It’s all my mother’s fault. Really!
She got the genealogy bug when I started college. I don’t know what prompted her to start, but before I knew it, she had letters to family members familiar and obscure flying all over the country. First envelopes, then boxes were used to store the information she had. She visited spots where the family had lived, and found cousins at some reunions she went to. The really big pedigree charts were cool as they filled up one generation after another. Mom would tell me about her latest finds, and it was a joy to share that with her, but that was all the interest I had in them. Mom discovered that her maiden name could be traced back in a direct line to the Revolutionary war, so we joined the Daughters of the American Revolution. With a little more work, she found a couple other lines that also became “supplemental” lines. And going a little further back, she found where the line qualified us for the Colonial Dames of the 17th Century. She joined that one, too.
After college, I married, and discovered – to my shock – that no one had ever researched my husband’s family at all. He didn’t know anything beyond his grandparents, and his mom knew only a tiny bit more on her family. Since his name is fairly unique, I figured I’d dig and see what I could find out, and I wouldn’t be duplicating anything my mom had already done.
And so it began, slowly seeping under my skin, until it became a point of pride to be able to find another generation, and another. Digging I discovered a family member who lost a leg in the Civil War. And there once was a town named for his family! One of his ancestors was born in1772 and died in 1852 – living to be 80 was quite a feat in those days! It wasn’t skeletons in the closet we were finding, it was fleshing out the actual living people he descended from. I was hooked.
Eventually, mom decided it was time to let the research go, and I inherited the boxes. By then I was a technophile, with the best home computer equipment I could afford. I was also 40 miles from the nearest town with a library! So began the process of putting the information in the boxes into a more ‘permanent’ collection. With that, I had to find the “right” program, the “right” digital image settings, the “right” way to document the information I had in my hands. A friend of mine calls it, “bulldog determination.” I also turned to the then-limited resources of the Internet to give me clues to follow up on.

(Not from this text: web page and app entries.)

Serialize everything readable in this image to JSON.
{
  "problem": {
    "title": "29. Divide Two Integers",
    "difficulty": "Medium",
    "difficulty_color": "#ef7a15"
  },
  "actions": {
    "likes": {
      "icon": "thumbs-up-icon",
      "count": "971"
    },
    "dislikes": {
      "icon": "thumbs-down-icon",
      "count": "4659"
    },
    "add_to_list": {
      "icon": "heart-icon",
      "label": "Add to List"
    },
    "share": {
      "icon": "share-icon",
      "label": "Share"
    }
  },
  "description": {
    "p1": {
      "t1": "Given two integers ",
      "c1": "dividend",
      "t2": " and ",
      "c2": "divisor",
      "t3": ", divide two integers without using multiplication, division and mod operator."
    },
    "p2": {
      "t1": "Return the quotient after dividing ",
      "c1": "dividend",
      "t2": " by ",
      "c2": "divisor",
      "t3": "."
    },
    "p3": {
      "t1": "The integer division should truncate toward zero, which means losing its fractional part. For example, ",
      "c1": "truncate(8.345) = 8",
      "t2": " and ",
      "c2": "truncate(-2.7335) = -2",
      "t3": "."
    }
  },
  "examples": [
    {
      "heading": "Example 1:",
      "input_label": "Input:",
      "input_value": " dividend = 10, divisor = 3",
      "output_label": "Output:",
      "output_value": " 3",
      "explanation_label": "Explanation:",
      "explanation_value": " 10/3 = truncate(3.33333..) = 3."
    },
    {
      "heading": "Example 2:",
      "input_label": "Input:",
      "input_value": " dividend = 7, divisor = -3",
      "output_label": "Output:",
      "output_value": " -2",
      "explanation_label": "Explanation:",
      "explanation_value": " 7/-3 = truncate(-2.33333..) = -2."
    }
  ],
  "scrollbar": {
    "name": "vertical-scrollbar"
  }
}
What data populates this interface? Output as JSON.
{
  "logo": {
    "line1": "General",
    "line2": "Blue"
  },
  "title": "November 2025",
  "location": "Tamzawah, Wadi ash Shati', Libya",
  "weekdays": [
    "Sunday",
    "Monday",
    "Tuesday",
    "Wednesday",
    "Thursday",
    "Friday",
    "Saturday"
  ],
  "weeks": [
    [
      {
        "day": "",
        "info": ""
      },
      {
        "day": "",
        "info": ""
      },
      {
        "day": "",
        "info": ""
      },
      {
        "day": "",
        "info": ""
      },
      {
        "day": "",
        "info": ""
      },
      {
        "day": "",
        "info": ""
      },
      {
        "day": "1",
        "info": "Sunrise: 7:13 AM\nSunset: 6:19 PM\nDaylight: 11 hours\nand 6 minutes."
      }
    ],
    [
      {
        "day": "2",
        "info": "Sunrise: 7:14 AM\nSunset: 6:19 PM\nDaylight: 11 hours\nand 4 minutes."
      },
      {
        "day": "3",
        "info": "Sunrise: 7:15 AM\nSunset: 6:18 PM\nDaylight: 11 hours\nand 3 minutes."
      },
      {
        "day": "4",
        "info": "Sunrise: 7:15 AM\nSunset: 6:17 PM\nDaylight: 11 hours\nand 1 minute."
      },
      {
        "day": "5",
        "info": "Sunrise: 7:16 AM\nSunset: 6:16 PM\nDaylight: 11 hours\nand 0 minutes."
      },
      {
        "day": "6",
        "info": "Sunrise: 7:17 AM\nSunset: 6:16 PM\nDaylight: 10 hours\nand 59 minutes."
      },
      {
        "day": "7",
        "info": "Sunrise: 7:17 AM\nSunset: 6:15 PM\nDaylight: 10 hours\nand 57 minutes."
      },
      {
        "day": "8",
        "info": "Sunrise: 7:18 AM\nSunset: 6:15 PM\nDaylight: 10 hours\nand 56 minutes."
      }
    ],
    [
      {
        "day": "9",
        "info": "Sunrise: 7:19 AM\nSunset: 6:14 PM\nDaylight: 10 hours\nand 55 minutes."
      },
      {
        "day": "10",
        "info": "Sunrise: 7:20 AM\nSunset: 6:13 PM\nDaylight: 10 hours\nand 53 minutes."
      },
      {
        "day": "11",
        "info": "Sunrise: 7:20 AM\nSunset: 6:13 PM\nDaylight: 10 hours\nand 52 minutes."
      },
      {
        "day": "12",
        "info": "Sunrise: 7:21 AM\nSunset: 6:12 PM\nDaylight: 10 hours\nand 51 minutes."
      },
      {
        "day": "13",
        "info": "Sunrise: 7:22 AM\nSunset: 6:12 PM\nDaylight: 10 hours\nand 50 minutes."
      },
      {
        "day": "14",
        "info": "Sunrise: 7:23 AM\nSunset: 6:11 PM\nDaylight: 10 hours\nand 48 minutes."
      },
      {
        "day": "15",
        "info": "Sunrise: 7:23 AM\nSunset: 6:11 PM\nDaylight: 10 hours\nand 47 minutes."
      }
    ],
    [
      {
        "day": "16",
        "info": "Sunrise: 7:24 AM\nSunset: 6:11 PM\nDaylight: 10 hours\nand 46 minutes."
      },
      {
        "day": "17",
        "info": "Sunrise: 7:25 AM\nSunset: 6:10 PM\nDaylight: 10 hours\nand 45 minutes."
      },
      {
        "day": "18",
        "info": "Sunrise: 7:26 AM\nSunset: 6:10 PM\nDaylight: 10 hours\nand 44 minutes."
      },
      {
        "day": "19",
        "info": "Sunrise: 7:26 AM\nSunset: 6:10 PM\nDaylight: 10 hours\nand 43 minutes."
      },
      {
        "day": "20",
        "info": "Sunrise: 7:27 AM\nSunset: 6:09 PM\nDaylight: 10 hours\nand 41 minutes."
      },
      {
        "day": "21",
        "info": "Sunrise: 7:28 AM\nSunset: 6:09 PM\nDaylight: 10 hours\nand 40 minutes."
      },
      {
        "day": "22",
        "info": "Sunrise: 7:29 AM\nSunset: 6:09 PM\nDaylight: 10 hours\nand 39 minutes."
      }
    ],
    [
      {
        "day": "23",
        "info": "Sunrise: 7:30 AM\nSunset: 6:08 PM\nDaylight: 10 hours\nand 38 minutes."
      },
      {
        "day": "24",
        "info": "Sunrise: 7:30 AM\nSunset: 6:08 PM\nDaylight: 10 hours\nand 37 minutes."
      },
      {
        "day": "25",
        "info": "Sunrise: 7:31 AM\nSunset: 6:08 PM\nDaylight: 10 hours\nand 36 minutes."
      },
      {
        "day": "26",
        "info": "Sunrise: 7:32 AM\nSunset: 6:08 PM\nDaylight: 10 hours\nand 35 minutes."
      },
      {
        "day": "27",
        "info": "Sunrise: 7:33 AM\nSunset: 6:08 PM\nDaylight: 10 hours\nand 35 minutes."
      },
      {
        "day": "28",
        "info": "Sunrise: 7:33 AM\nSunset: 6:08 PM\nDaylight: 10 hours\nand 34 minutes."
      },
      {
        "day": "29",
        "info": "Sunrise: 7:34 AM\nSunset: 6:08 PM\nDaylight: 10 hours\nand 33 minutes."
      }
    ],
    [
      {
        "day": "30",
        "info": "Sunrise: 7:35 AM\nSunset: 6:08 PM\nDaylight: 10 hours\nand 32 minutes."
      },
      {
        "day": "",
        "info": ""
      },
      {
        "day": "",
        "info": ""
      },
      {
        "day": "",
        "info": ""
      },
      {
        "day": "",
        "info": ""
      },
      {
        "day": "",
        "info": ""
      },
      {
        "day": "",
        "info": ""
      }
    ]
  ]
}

Years later, I was to discover what made genealogy such a good ‘fit’ for me – a StrengthsQuest evaluation of my personality showed that Context was one of my top traits. Context is described as looking back to understand the present. Only by looking back at the past can I see the present day and plan for the future. Another was Learner, and oh yes, I do love to learn! Keeping on top of new things and being good at using new tools excites me and keeps me moving forward. One other strength was Input – aka the collector. I collect data, information, objects – and family history. I want the facts about my family, and any family that I work with. If I don’t have the proof, then an analysis of the data is required, and my Focus comes into play, causing me to filter information and whether or not something helps me reach a goal.
Since taking over for my mother, we’ve found even more generations, and many on the female side of the trees. One line goes back to France, another to England, more from Scotland. Many lines were here in time to fight for the American Revolution – on both sides! The DAR and Colonial Dames were just the first of many lineage societies we qualified to join.